One of the most important opportunities one may have as a leader is either having the opportunity to have people added to a project team they are leading or even the role of making a team member hire. This can be both exciting and stressful. A right decision elevates the team and a wrong one can derail it. Most of the time it is a decision one can’t get back and once someone is in place, if they are not the right one, one will expend a great deal of time either trying to manage the problems created bring or having to prepare to remove them from the team. Bringing someone into a new team always has an element of a gamble to it as rarely someone comes in as a totally known variable. While every possible behavior and performance scenario can’t be anticipated prior to bringing someone in there are some concrete steps one may take to help gather the best information and make an informed decision.  

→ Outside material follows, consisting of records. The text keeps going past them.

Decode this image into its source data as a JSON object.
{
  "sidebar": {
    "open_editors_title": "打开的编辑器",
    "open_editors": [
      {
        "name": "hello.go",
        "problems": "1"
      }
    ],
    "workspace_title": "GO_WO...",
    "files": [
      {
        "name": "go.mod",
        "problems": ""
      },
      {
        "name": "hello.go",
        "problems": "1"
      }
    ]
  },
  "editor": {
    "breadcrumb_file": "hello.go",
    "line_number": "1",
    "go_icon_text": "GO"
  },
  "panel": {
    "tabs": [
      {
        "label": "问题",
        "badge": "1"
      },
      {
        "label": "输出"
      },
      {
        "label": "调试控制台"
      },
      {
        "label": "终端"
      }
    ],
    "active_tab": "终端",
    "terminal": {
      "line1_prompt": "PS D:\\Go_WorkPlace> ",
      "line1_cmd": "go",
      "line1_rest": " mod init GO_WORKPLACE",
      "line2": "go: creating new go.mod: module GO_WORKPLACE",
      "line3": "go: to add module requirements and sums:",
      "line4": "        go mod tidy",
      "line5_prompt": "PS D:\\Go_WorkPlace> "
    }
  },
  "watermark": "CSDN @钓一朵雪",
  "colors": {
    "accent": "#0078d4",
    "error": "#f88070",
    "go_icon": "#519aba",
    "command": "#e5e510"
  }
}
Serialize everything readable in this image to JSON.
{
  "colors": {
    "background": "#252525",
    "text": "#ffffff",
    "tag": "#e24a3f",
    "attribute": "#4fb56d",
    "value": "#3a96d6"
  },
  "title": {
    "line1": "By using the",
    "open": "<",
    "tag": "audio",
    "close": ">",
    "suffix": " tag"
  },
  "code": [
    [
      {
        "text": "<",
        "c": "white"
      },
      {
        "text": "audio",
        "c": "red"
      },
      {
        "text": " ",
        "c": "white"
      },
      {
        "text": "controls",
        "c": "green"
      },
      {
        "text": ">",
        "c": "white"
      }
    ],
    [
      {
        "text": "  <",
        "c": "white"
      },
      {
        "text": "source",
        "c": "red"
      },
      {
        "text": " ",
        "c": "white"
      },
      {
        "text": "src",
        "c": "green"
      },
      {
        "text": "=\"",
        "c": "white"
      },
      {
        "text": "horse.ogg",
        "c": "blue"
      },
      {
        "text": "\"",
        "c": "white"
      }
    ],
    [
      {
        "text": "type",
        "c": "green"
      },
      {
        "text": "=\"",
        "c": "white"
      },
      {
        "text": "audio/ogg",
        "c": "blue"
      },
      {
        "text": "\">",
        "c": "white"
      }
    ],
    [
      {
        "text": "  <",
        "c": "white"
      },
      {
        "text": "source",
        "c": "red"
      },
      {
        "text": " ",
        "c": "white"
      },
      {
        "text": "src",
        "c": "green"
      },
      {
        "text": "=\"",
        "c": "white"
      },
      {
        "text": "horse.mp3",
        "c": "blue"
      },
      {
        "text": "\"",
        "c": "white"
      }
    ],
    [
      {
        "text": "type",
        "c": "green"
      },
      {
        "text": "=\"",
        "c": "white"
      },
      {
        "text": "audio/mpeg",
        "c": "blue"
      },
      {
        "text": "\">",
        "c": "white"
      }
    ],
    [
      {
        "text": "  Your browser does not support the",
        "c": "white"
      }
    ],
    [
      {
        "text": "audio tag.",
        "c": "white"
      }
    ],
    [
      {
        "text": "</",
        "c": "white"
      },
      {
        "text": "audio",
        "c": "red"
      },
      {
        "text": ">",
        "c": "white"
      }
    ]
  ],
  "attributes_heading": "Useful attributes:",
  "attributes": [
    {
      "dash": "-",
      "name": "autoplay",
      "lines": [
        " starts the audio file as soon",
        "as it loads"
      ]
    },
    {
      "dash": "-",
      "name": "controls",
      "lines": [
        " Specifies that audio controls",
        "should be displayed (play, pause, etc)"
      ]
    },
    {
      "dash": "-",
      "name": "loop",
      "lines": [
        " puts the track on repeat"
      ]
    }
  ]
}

A simplified way to think through the process of determining if someone is the right person to add to the team is finding ways to concretely evaluate both fit and function. Here’s what I mean by those two categories. 

Fit: By fit one is needing to have a high confidence level regarding is this person’s ability to work within the existing personalities and the organizational expectations (both spoken and unspoken). This requires a true and realistic understanding of how the team functions on a daily basis. What are the functions where people work independently and where do they work collaboratively? How is information shared and how is help requested? What are the personality types that seem to drive the day-to-day culture? What are the annunciated organizational values and behaviors and what are the unexpected unspoken outcomes of these which shape the day-to-day functions? All of these factor into an ongoing culture of work. As the person bringing someone new into the team one needs a realistic view of this culture of work and if one wants the new person 1) to keep that culture, 2) push the boundaries of it, or 3) break aspects of it wants to change. Even if the person is the most competent for the role if they do not fit the desired state one has for how they fit into how the work gets done there are going to be some challenges to manage.  

Function: By function what one is looking for knowing if someone possesses the skill and competencies to do the role. The first (and often underprioritized) step is a crystal clear understanding of what the role is to do. Too often job descriptions do not capture, annunciate, and prioritize the needed work of the role well. It is vital to have these expectations captured and clearly communicated to the person being considered. If this does not happen the inevitable outcome is a misalignment in expectations resulting in either they are producing the wrong work or them being asked for different things than they understood they would be doing. Either of these leads to frustration for all parties.  

So, how might one best avoid the guesswork and move forward with reasonable confidence on both fit and function with an individual? The same approach on the format of the questions to ask will work for determining both fit and function. One’s interview and assessment process needs a high focus on what can be proven. This can be accomplished through questions based on prior experience and how they apply their life experiences to case studies. At the end of one’s time with a potential new team member ne wants to have clarity on how they would handle both work situations and personalities within the team. One can get a good picture of this by pulling out specific accomplishments they may note in their resumes and digging into how they did this. What challenges did they run into? What risks did they take? How did they measure success? These are all the type of questions one may dig into to get a feel for how this person approaches their work. This leads toward a higher confidence level they can do the work needed and fit with the other personalities. Note: Don’t dwell too much on what they share as success stories. Push them to share times when a project did not go well and find out how they handled this to get a feel for their resilience. 

As one builds a better understanding of someone’s past accomplishments (and failures) move toward giving them “how might you handle” types of questions. It is wise to consider giving them several case study types of situations as a pre-interview and go through it with them. Have a couple ready to also verbally process with them. The objective is for one to have these captured so well that one is in a position to move forward with candidates based on their proven skills and competencies (with both projects and people). Additionally, this also helps remove ones’ own inherent biases to overvalue a perceived potential someone has vs. what they can prove about their abilities. 

A strong process makes for a strong strategy. Adding people to the team is one of the most important decisions a leader makes and is no time to overvalue a perceived inherent sense of “I know a good person when I see one” mentality which many easily fall into. Moving forward with confidence means one has good and trustworthy information. The right process with the right questions plays a fundamental role in this. Every person who has the opportunity to bring people to the team should have an annunciated strategy in place to help them make the right choices to move the work of the team forward.